But even as Mr. Gillespie works to make Creative Housing happen, he wants this project specifically to stand alone, saying he doesn’t want it to be “the Ian show.”
A global city
One line of attack Mr. Gillespie won’t apologize for is the amount of foreign capital his buildings have attracted. At Vancouver House, for example, about one-third of the units were sold outside of Canada, largely to Asian buyers. The developer brushes away criticism around this. In his view, Vancouver is a global city, one quickly changing with immigration, as well as investment from buyers living outside the country. For him, the bigger trend of immigration points in one clear direction. “We are going to become an increasingly Asian country,” he said.

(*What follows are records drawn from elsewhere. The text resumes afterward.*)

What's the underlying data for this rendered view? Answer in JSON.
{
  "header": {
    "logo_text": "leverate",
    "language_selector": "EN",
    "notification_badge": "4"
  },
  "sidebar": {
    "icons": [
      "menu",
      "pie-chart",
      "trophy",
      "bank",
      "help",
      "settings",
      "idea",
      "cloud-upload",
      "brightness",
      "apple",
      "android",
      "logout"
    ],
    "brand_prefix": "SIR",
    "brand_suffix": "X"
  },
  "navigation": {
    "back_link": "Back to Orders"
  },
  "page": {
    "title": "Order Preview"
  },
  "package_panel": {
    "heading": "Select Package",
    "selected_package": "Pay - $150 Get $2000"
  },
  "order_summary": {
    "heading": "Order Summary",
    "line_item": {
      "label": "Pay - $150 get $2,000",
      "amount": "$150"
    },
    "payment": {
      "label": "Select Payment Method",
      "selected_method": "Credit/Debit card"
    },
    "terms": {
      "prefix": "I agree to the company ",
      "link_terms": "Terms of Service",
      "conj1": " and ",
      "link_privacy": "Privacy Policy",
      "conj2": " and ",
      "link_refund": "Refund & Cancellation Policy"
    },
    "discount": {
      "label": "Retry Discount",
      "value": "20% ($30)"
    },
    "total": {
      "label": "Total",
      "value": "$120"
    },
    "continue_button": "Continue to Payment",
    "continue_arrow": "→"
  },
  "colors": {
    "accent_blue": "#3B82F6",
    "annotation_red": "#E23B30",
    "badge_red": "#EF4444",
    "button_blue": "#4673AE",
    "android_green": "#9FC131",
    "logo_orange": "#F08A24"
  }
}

Mr. Gillespie has expanded his reach in Asia and has two projects under development in Tokyo with architect Kengo Kuma, who designed the 2020 Olympic stadium. Westbank and Peterson Group are also working on a condo tower with Mr. Kuma in Vancouver.
Westbank has offices in Tokyo, Hong Kong, Shanghai, Beijing and Taipei – mostly used to sell expensive condos in Canadian cities. Mr. Gillespie has long seen buyers from Asia as important to his business. In his 2012 book, Building Artistry, he wrote of this business strategy that he has a “strong belief the future of our firm would be directly connected to growth in China.”
But no matter where the developer works, his obsession with leaving a lasting impression endures.
“It’s about giving me a canvas to produce something I feel good about producing,” he said. “It’s not just about beautiful buildings and great architecture. It’s about making cities more beautiful. Let’s look back in a hundred years and see which buildings made a lasting, positive contribution.”